> [What the task asks]: Apart from the images, reproduce all of the data word for word.

> [Input for this task]:
◇ ◇ ◇
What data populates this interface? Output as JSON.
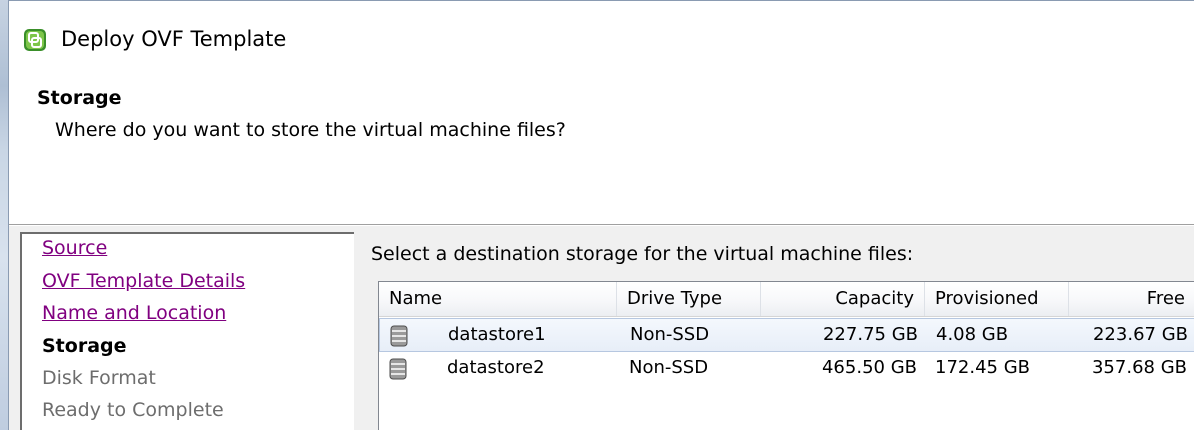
{
  "window": {
    "title": "Deploy OVF Template"
  },
  "header": {
    "step_title": "Storage",
    "step_subtitle": "Where do you want to store the virtual machine files?"
  },
  "nav": {
    "items": [
      {
        "label": "Source",
        "state": "link"
      },
      {
        "label": "OVF Template Details",
        "state": "link"
      },
      {
        "label": "Name and Location",
        "state": "link"
      },
      {
        "label": "Storage",
        "state": "current"
      },
      {
        "label": "Disk Format",
        "state": "disabled"
      },
      {
        "label": "Ready to Complete",
        "state": "disabled"
      }
    ]
  },
  "main": {
    "instruction": "Select a destination storage for the virtual machine files:",
    "table": {
      "columns": [
        "Name",
        "Drive Type",
        "Capacity",
        "Provisioned",
        "Free"
      ],
      "rows": [
        {
          "name": "datastore1",
          "drive_type": "Non-SSD",
          "capacity": "227.75 GB",
          "provisioned": "4.08 GB",
          "free": "223.67 GB",
          "selected": true
        },
        {
          "name": "datastore2",
          "drive_type": "Non-SSD",
          "capacity": "465.50 GB",
          "provisioned": "172.45 GB",
          "free": "357.68 GB",
          "selected": false
        }
      ]
    }
  },
  "icons": {
    "app": "ovf-template-icon",
    "datastore": "datastore-icon"
  },
  "colors": {
    "visited_link": "#800080",
    "disabled_text": "#6d6d6d",
    "selection_border": "#b6c7e0"
  }
}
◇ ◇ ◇
> [Task output]:
What data populates this interface? Output as JSON.
{
  "window": {
    "title": "Deploy OVF Template"
  },
  "header": {
    "step_title": "Storage",
    "step_subtitle": "Where do you want to store the virtual machine files?"
  },
  "nav": {
    "items": [
      {
        "label": "Source",
        "state": "link"
      },
      {
        "label": "OVF Template Details",
        "state": "link"
      },
      {
        "label": "Name and Location",
        "state": "link"
      },
      {
        "label": "Storage",
        "state": "current"
      },
      {
        "label": "Disk Format",
        "state": "disabled"
      },
      {
        "label": "Ready to Complete",
        "state": "disabled"
      }
    ]
  },
  "main": {
    "instruction": "Select a destination storage for the virtual machine files:",
    "table": {
      "columns": [
        "Name",
        "Drive Type",
        "Capacity",
        "Provisioned",
        "Free"
      ],
      "rows": [
        {
          "name": "datastore1",
          "drive_type": "Non-SSD",
          "capacity": "227.75 GB",
          "provisioned": "4.08 GB",
          "free": "223.67 GB",
          "selected": true
        },
        {
          "name": "datastore2",
          "drive_type": "Non-SSD",
          "capacity": "465.50 GB",
          "provisioned": "172.45 GB",
          "free": "357.68 GB",
          "selected": false
        }
      ]
    }
  },
  "icons": {
    "app": "ovf-template-icon",
    "datastore": "datastore-icon"
  },
  "colors": {
    "visited_link": "#800080",
    "disabled_text": "#6d6d6d",
    "selection_border": "#b6c7e0"
  }
}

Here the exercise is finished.